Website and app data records
◆ ◆ ◆ ◆ ◆
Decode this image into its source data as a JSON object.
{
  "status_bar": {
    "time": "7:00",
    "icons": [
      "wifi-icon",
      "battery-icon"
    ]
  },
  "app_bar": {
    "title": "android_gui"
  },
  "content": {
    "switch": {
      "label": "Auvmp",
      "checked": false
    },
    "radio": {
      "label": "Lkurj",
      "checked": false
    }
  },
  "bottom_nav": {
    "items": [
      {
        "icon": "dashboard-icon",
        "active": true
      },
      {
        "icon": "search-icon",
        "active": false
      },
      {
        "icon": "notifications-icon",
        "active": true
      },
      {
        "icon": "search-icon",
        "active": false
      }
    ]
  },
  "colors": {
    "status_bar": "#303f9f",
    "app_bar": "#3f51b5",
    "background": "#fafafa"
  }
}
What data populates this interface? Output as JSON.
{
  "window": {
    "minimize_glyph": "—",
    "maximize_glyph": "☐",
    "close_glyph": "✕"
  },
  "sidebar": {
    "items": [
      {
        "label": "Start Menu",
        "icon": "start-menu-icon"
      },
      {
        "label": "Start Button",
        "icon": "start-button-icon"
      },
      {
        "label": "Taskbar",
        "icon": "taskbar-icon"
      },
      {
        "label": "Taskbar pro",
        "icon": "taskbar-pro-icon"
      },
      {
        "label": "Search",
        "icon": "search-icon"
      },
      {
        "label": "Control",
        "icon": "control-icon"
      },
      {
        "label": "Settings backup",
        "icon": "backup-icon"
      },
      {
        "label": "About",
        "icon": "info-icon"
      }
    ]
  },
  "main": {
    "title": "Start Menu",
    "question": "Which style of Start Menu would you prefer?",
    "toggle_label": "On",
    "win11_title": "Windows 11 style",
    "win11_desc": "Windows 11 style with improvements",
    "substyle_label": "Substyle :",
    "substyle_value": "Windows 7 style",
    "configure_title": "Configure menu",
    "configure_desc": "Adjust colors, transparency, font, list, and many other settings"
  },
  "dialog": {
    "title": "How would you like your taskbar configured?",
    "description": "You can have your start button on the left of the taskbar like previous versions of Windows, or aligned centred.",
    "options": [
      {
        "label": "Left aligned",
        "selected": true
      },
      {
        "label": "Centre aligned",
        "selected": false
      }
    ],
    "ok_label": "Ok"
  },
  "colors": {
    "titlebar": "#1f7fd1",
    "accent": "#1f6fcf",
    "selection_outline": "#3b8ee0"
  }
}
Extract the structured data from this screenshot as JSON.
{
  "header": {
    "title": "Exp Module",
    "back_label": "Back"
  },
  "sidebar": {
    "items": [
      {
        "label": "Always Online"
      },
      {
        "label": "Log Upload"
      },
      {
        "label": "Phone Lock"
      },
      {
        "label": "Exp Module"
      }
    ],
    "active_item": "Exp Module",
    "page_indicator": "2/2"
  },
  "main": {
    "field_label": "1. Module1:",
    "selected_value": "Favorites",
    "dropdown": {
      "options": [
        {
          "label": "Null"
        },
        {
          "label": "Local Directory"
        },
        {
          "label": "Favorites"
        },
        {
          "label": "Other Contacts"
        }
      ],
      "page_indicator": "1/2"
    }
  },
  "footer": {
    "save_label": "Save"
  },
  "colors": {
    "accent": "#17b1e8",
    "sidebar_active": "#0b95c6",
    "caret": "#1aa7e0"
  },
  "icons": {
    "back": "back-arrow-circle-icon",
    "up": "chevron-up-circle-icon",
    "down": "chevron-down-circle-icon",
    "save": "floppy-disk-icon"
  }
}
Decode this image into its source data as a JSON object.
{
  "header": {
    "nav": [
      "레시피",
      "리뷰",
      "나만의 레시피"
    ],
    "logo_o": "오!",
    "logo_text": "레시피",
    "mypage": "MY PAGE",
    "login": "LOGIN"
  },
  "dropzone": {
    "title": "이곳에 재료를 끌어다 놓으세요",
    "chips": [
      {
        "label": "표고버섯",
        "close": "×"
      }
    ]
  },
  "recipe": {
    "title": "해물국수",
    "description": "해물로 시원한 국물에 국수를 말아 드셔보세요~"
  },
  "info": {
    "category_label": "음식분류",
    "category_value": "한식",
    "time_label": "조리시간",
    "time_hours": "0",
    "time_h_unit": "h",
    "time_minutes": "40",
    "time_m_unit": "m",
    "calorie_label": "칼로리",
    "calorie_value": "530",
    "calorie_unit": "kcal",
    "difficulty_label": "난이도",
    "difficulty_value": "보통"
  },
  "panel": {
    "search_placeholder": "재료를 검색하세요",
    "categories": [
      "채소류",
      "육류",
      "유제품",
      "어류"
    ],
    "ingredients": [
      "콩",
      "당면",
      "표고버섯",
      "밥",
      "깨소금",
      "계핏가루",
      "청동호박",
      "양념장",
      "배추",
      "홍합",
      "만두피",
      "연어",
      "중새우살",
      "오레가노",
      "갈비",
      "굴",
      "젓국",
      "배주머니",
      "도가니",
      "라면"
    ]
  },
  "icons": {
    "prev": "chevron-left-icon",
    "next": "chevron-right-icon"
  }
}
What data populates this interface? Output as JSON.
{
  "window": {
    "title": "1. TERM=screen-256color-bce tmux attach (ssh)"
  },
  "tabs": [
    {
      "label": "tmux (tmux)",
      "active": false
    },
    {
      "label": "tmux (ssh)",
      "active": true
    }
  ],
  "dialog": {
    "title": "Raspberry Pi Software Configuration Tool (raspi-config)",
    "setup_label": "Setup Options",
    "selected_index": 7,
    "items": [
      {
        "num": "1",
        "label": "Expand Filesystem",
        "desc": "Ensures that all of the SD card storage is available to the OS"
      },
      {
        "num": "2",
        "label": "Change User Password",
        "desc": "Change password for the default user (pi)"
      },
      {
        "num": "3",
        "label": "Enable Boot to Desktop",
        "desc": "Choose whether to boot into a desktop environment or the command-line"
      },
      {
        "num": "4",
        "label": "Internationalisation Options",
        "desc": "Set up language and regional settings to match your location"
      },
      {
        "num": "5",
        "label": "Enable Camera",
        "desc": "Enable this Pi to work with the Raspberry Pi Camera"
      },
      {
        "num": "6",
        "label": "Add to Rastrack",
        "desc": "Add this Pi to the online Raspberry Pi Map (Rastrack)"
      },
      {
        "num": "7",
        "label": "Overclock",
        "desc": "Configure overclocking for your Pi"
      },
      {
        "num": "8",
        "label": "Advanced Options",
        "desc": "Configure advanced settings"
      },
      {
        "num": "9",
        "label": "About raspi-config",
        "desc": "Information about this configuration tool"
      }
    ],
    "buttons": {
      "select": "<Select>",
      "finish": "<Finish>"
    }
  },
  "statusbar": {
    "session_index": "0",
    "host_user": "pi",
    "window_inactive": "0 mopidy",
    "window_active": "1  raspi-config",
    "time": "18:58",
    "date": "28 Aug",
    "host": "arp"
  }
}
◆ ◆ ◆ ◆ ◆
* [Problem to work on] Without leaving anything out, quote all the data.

* [Solution to the exercise]
Decode this image into its source data as a JSON object.
{
  "status_bar": {
    "time": "7:00",
    "icons": [
      "wifi-icon",
      "battery-icon"
    ]
  },
  "app_bar": {
    "title": "android_gui"
  },
  "content": {
    "switch": {
      "label": "Auvmp",
      "checked": false
    },
    "radio": {
      "label": "Lkurj",
      "checked": false
    }
  },
  "bottom_nav": {
    "items": [
      {
        "icon": "dashboard-icon",
        "active": true
      },
      {
        "icon": "search-icon",
        "active": false
      },
      {
        "icon": "notifications-icon",
        "active": true
      },
      {
        "icon": "search-icon",
        "active": false
      }
    ]
  },
  "colors": {
    "status_bar": "#303f9f",
    "app_bar": "#3f51b5",
    "background": "#fafafa"
  }
}
What data populates this interface? Output as JSON.
{
  "window": {
    "minimize_glyph": "—",
    "maximize_glyph": "☐",
    "close_glyph": "✕"
  },
  "sidebar": {
    "items": [
      {
        "label": "Start Menu",
        "icon": "start-menu-icon"
      },
      {
        "label": "Start Button",
        "icon": "start-button-icon"
      },
      {
        "label": "Taskbar",
        "icon": "taskbar-icon"
      },
      {
        "label": "Taskbar pro",
        "icon": "taskbar-pro-icon"
      },
      {
        "label": "Search",
        "icon": "search-icon"
      },
      {
        "label": "Control",
        "icon": "control-icon"
      },
      {
        "label": "Settings backup",
        "icon": "backup-icon"
      },
      {
        "label": "About",
        "icon": "info-icon"
      }
    ]
  },
  "main": {
    "title": "Start Menu",
    "question": "Which style of Start Menu would you prefer?",
    "toggle_label": "On",
    "win11_title": "Windows 11 style",
    "win11_desc": "Windows 11 style with improvements",
    "substyle_label": "Substyle :",
    "substyle_value": "Windows 7 style",
    "configure_title": "Configure menu",
    "configure_desc": "Adjust colors, transparency, font, list, and many other settings"
  },
  "dialog": {
    "title": "How would you like your taskbar configured?",
    "description": "You can have your start button on the left of the taskbar like previous versions of Windows, or aligned centred.",
    "options": [
      {
        "label": "Left aligned",
        "selected": true
      },
      {
        "label": "Centre aligned",
        "selected": false
      }
    ],
    "ok_label": "Ok"
  },
  "colors": {
    "titlebar": "#1f7fd1",
    "accent": "#1f6fcf",
    "selection_outline": "#3b8ee0"
  }
}
Extract the structured data from this screenshot as JSON.
{
  "header": {
    "title": "Exp Module",
    "back_label": "Back"
  },
  "sidebar": {
    "items": [
      {
        "label": "Always Online"
      },
      {
        "label": "Log Upload"
      },
      {
        "label": "Phone Lock"
      },
      {
        "label": "Exp Module"
      }
    ],
    "active_item": "Exp Module",
    "page_indicator": "2/2"
  },
  "main": {
    "field_label": "1. Module1:",
    "selected_value": "Favorites",
    "dropdown": {
      "options": [
        {
          "label": "Null"
        },
        {
          "label": "Local Directory"
        },
        {
          "label": "Favorites"
        },
        {
          "label": "Other Contacts"
        }
      ],
      "page_indicator": "1/2"
    }
  },
  "footer": {
    "save_label": "Save"
  },
  "colors": {
    "accent": "#17b1e8",
    "sidebar_active": "#0b95c6",
    "caret": "#1aa7e0"
  },
  "icons": {
    "back": "back-arrow-circle-icon",
    "up": "chevron-up-circle-icon",
    "down": "chevron-down-circle-icon",
    "save": "floppy-disk-icon"
  }
}
Decode this image into its source data as a JSON object.
{
  "header": {
    "nav": [
      "레시피",
      "리뷰",
      "나만의 레시피"
    ],
    "logo_o": "오!",
    "logo_text": "레시피",
    "mypage": "MY PAGE",
    "login": "LOGIN"
  },
  "dropzone": {
    "title": "이곳에 재료를 끌어다 놓으세요",
    "chips": [
      {
        "label": "표고버섯",
        "close": "×"
      }
    ]
  },
  "recipe": {
    "title": "해물국수",
    "description": "해물로 시원한 국물에 국수를 말아 드셔보세요~"
  },
  "info": {
    "category_label": "음식분류",
    "category_value": "한식",
    "time_label": "조리시간",
    "time_hours": "0",
    "time_h_unit": "h",
    "time_minutes": "40",
    "time_m_unit": "m",
    "calorie_label": "칼로리",
    "calorie_value": "530",
    "calorie_unit": "kcal",
    "difficulty_label": "난이도",
    "difficulty_value": "보통"
  },
  "panel": {
    "search_placeholder": "재료를 검색하세요",
    "categories": [
      "채소류",
      "육류",
      "유제품",
      "어류"
    ],
    "ingredients": [
      "콩",
      "당면",
      "표고버섯",
      "밥",
      "깨소금",
      "계핏가루",
      "청동호박",
      "양념장",
      "배추",
      "홍합",
      "만두피",
      "연어",
      "중새우살",
      "오레가노",
      "갈비",
      "굴",
      "젓국",
      "배주머니",
      "도가니",
      "라면"
    ]
  },
  "icons": {
    "prev": "chevron-left-icon",
    "next": "chevron-right-icon"
  }
}
What data populates this interface? Output as JSON.
{
  "window": {
    "title": "1. TERM=screen-256color-bce tmux attach (ssh)"
  },
  "tabs": [
    {
      "label": "tmux (tmux)",
      "active": false
    },
    {
      "label": "tmux (ssh)",
      "active": true
    }
  ],
  "dialog": {
    "title": "Raspberry Pi Software Configuration Tool (raspi-config)",
    "setup_label": "Setup Options",
    "selected_index": 7,
    "items": [
      {
        "num": "1",
        "label": "Expand Filesystem",
        "desc": "Ensures that all of the SD card storage is available to the OS"
      },
      {
        "num": "2",
        "label": "Change User Password",
        "desc": "Change password for the default user (pi)"
      },
      {
        "num": "3",
        "label": "Enable Boot to Desktop",
        "desc": "Choose whether to boot into a desktop environment or the command-line"
      },
      {
        "num": "4",
        "label": "Internationalisation Options",
        "desc": "Set up language and regional settings to match your location"
      },
      {
        "num": "5",
        "label": "Enable Camera",
        "desc": "Enable this Pi to work with the Raspberry Pi Camera"
      },
      {
        "num": "6",
        "label": "Add to Rastrack",
        "desc": "Add this Pi to the online Raspberry Pi Map (Rastrack)"
      },
      {
        "num": "7",
        "label": "Overclock",
        "desc": "Configure overclocking for your Pi"
      },
      {
        "num": "8",
        "label": "Advanced Options",
        "desc": "Configure advanced settings"
      },
      {
        "num": "9",
        "label": "About raspi-config",
        "desc": "Information about this configuration tool"
      }
    ],
    "buttons": {
      "select": "<Select>",
      "finish": "<Finish>"
    }
  },
  "statusbar": {
    "session_index": "0",
    "host_user": "pi",
    "window_inactive": "0 mopidy",
    "window_active": "1  raspi-config",
    "time": "18:58",
    "date": "28 Aug",
    "host": "arp"
  }
}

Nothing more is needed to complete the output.